▶ **Exercise data**:
=-=-=

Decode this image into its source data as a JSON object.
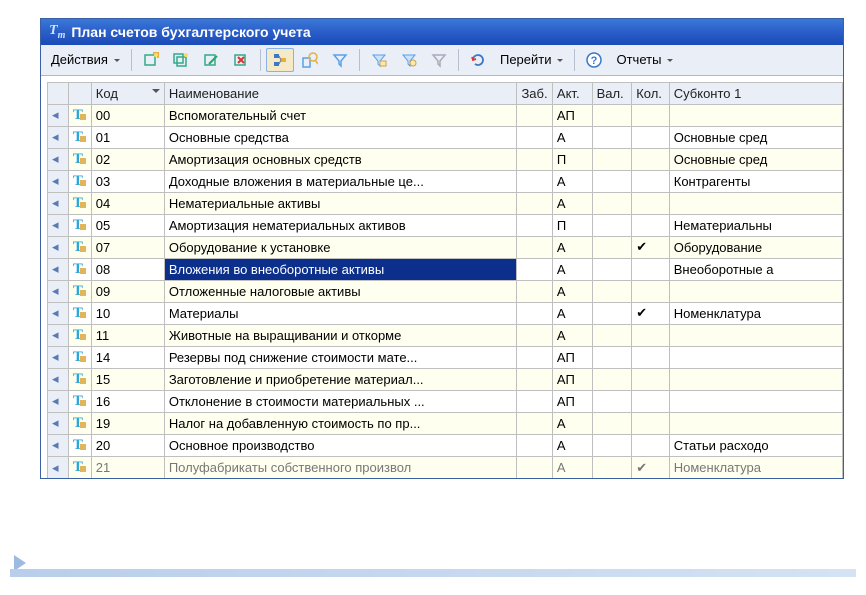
{
  "title": "План счетов бухгалтерского учета",
  "toolbar": {
    "actions": "Действия",
    "goto": "Перейти",
    "reports": "Отчеты"
  },
  "columns": {
    "mark": "",
    "tt": "",
    "code": "Код",
    "name": "Наименование",
    "zab": "Заб.",
    "akt": "Акт.",
    "val": "Вал.",
    "kol": "Кол.",
    "sub1": "Субконто 1"
  },
  "rows": [
    {
      "code": "00",
      "name": "Вспомогательный счет",
      "akt": "АП",
      "kol": "",
      "sub1": ""
    },
    {
      "code": "01",
      "name": "Основные средства",
      "akt": "А",
      "kol": "",
      "sub1": "Основные сред"
    },
    {
      "code": "02",
      "name": "Амортизация основных средств",
      "akt": "П",
      "kol": "",
      "sub1": "Основные сред"
    },
    {
      "code": "03",
      "name": "Доходные вложения в материальные це...",
      "akt": "А",
      "kol": "",
      "sub1": "Контрагенты"
    },
    {
      "code": "04",
      "name": "Нематериальные активы",
      "akt": "А",
      "kol": "",
      "sub1": ""
    },
    {
      "code": "05",
      "name": "Амортизация нематериальных активов",
      "akt": "П",
      "kol": "",
      "sub1": "Нематериальны"
    },
    {
      "code": "07",
      "name": "Оборудование к установке",
      "akt": "А",
      "kol": "✔",
      "sub1": "Оборудование"
    },
    {
      "code": "08",
      "name": "Вложения во внеоборотные активы",
      "akt": "А",
      "kol": "",
      "sub1": "Внеоборотные а",
      "selected": true
    },
    {
      "code": "09",
      "name": "Отложенные налоговые активы",
      "akt": "А",
      "kol": "",
      "sub1": ""
    },
    {
      "code": "10",
      "name": "Материалы",
      "akt": "А",
      "kol": "✔",
      "sub1": "Номенклатура"
    },
    {
      "code": "11",
      "name": "Животные на выращивании и откорме",
      "akt": "А",
      "kol": "",
      "sub1": ""
    },
    {
      "code": "14",
      "name": "Резервы под снижение стоимости мате...",
      "akt": "АП",
      "kol": "",
      "sub1": ""
    },
    {
      "code": "15",
      "name": "Заготовление и приобретение материал...",
      "akt": "АП",
      "kol": "",
      "sub1": ""
    },
    {
      "code": "16",
      "name": "Отклонение в стоимости материальных ...",
      "akt": "АП",
      "kol": "",
      "sub1": ""
    },
    {
      "code": "19",
      "name": "Налог на добавленную стоимость по пр...",
      "akt": "А",
      "kol": "",
      "sub1": ""
    },
    {
      "code": "20",
      "name": "Основное производство",
      "akt": "А",
      "kol": "",
      "sub1": "Статьи расходо"
    },
    {
      "code": "21",
      "name": "Полуфабрикаты собственного произвол",
      "akt": "А",
      "kol": "✔",
      "sub1": "Номенклатура",
      "partial": true
    }
  ]
}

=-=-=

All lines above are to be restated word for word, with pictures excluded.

Decode this image into its source data as a JSON object.
{
  "title": "План счетов бухгалтерского учета",
  "toolbar": {
    "actions": "Действия",
    "goto": "Перейти",
    "reports": "Отчеты"
  },
  "columns": {
    "mark": "",
    "tt": "",
    "code": "Код",
    "name": "Наименование",
    "zab": "Заб.",
    "akt": "Акт.",
    "val": "Вал.",
    "kol": "Кол.",
    "sub1": "Субконто 1"
  },
  "rows": [
    {
      "code": "00",
      "name": "Вспомогательный счет",
      "akt": "АП",
      "kol": "",
      "sub1": ""
    },
    {
      "code": "01",
      "name": "Основные средства",
      "akt": "А",
      "kol": "",
      "sub1": "Основные сред"
    },
    {
      "code": "02",
      "name": "Амортизация основных средств",
      "akt": "П",
      "kol": "",
      "sub1": "Основные сред"
    },
    {
      "code": "03",
      "name": "Доходные вложения в материальные це...",
      "akt": "А",
      "kol": "",
      "sub1": "Контрагенты"
    },
    {
      "code": "04",
      "name": "Нематериальные активы",
      "akt": "А",
      "kol": "",
      "sub1": ""
    },
    {
      "code": "05",
      "name": "Амортизация нематериальных активов",
      "akt": "П",
      "kol": "",
      "sub1": "Нематериальны"
    },
    {
      "code": "07",
      "name": "Оборудование к установке",
      "akt": "А",
      "kol": "✔",
      "sub1": "Оборудование"
    },
    {
      "code": "08",
      "name": "Вложения во внеоборотные активы",
      "akt": "А",
      "kol": "",
      "sub1": "Внеоборотные а",
      "selected": true
    },
    {
      "code": "09",
      "name": "Отложенные налоговые активы",
      "akt": "А",
      "kol": "",
      "sub1": ""
    },
    {
      "code": "10",
      "name": "Материалы",
      "akt": "А",
      "kol": "✔",
      "sub1": "Номенклатура"
    },
    {
      "code": "11",
      "name": "Животные на выращивании и откорме",
      "akt": "А",
      "kol": "",
      "sub1": ""
    },
    {
      "code": "14",
      "name": "Резервы под снижение стоимости мате...",
      "akt": "АП",
      "kol": "",
      "sub1": ""
    },
    {
      "code": "15",
      "name": "Заготовление и приобретение материал...",
      "akt": "АП",
      "kol": "",
      "sub1": ""
    },
    {
      "code": "16",
      "name": "Отклонение в стоимости материальных ...",
      "akt": "АП",
      "kol": "",
      "sub1": ""
    },
    {
      "code": "19",
      "name": "Налог на добавленную стоимость по пр...",
      "akt": "А",
      "kol": "",
      "sub1": ""
    },
    {
      "code": "20",
      "name": "Основное производство",
      "akt": "А",
      "kol": "",
      "sub1": "Статьи расходо"
    },
    {
      "code": "21",
      "name": "Полуфабрикаты собственного произвол",
      "akt": "А",
      "kol": "✔",
      "sub1": "Номенклатура",
      "partial": true
    }
  ]
}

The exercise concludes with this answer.